Problem description: Among the entries below, count the lines with "year" in them and state the total without comment.

[Records from a data source]
-=-=-=-=-

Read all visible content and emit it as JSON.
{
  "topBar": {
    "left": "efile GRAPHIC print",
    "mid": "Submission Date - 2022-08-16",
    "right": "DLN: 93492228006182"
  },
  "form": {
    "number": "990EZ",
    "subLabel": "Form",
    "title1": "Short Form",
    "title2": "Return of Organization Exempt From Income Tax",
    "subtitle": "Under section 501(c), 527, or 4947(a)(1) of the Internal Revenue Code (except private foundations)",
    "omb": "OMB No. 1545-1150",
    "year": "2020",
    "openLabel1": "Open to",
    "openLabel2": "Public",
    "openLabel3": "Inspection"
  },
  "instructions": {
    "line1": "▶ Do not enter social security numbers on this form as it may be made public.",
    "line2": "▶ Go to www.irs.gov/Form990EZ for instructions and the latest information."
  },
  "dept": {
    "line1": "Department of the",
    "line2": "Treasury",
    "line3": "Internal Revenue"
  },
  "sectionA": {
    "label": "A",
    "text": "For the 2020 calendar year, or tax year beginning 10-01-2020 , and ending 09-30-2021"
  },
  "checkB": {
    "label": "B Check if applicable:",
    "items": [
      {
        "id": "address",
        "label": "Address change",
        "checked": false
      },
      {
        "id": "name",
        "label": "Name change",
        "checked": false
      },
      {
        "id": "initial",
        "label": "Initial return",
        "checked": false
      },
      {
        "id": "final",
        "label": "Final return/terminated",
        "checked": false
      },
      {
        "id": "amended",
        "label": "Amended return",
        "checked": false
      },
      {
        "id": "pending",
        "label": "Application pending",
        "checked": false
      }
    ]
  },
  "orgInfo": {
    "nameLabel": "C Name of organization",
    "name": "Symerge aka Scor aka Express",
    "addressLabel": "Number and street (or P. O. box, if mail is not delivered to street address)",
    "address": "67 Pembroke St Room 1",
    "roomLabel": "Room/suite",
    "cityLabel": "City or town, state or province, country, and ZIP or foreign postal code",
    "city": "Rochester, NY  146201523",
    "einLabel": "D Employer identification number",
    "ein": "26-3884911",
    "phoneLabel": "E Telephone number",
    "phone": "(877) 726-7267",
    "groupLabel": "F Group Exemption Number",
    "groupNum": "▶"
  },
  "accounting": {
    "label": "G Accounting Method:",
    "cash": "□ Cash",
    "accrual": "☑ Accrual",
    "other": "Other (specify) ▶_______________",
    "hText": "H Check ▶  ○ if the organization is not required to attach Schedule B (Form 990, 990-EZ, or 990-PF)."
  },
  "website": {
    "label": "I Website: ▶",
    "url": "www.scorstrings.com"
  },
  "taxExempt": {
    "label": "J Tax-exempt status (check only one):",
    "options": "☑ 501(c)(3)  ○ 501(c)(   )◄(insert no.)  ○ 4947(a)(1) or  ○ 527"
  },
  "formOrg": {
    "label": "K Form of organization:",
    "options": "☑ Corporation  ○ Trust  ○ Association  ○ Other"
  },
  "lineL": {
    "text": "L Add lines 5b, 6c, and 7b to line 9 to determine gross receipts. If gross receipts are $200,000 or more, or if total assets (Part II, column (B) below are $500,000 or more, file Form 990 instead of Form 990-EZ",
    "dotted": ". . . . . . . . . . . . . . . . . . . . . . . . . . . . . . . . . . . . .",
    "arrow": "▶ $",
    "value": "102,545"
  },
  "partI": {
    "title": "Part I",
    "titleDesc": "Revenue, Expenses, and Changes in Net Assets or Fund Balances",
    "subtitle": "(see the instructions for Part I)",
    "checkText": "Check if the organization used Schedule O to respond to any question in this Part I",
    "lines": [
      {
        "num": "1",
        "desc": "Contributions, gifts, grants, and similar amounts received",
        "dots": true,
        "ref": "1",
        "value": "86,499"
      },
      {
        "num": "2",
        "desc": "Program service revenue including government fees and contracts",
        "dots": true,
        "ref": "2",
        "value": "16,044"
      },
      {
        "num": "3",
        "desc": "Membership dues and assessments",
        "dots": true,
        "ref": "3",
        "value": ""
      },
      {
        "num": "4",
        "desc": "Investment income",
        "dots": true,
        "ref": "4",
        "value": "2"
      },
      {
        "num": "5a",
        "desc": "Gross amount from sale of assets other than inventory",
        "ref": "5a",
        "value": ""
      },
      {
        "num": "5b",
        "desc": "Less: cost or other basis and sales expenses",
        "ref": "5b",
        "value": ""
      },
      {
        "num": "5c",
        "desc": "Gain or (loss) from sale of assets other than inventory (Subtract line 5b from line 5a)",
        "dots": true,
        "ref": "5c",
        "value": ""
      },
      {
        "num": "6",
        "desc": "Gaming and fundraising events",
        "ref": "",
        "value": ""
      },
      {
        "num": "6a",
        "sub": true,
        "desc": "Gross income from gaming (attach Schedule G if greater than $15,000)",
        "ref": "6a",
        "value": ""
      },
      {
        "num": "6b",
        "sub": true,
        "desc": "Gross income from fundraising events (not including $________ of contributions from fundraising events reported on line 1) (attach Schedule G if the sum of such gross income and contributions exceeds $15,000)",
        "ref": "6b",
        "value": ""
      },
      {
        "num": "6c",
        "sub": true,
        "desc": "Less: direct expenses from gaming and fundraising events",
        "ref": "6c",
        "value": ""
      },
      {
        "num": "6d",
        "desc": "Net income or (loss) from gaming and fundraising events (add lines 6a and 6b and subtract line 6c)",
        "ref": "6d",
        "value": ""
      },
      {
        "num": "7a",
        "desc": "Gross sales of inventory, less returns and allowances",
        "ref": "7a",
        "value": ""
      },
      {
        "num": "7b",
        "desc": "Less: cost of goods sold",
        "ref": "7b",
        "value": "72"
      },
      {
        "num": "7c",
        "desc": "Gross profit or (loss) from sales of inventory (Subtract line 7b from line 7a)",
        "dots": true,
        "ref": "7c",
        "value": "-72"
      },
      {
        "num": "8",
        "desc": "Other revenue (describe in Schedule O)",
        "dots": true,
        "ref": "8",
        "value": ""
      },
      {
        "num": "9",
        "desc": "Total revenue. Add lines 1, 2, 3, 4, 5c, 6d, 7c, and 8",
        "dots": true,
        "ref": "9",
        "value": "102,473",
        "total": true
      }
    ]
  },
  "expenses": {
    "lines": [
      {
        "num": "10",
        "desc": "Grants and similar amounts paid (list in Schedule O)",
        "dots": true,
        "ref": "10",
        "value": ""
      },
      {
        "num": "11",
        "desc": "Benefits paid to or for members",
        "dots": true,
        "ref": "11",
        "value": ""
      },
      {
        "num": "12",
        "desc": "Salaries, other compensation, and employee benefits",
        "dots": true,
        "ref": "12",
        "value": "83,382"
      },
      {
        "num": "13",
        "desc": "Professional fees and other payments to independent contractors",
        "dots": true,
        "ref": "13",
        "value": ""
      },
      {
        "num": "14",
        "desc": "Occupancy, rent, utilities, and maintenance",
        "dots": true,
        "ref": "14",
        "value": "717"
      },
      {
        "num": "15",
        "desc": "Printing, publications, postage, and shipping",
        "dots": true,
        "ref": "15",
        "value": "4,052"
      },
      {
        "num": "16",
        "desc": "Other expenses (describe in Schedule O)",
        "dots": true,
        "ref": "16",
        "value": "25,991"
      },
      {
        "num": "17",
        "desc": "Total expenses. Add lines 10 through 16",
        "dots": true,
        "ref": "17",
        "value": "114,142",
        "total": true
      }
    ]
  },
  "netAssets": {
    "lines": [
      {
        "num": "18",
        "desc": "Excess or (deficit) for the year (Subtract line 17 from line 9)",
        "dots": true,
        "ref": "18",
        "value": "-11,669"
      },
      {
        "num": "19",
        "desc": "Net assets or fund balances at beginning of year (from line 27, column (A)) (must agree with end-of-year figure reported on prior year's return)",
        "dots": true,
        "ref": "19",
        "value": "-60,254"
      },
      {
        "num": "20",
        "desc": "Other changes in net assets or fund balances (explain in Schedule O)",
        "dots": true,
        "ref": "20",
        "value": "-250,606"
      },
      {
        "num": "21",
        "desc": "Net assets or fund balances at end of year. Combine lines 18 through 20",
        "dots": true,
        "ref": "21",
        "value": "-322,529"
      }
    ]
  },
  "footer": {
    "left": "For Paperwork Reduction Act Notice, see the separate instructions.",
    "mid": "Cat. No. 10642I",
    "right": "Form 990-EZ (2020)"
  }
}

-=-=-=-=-

Written response: 5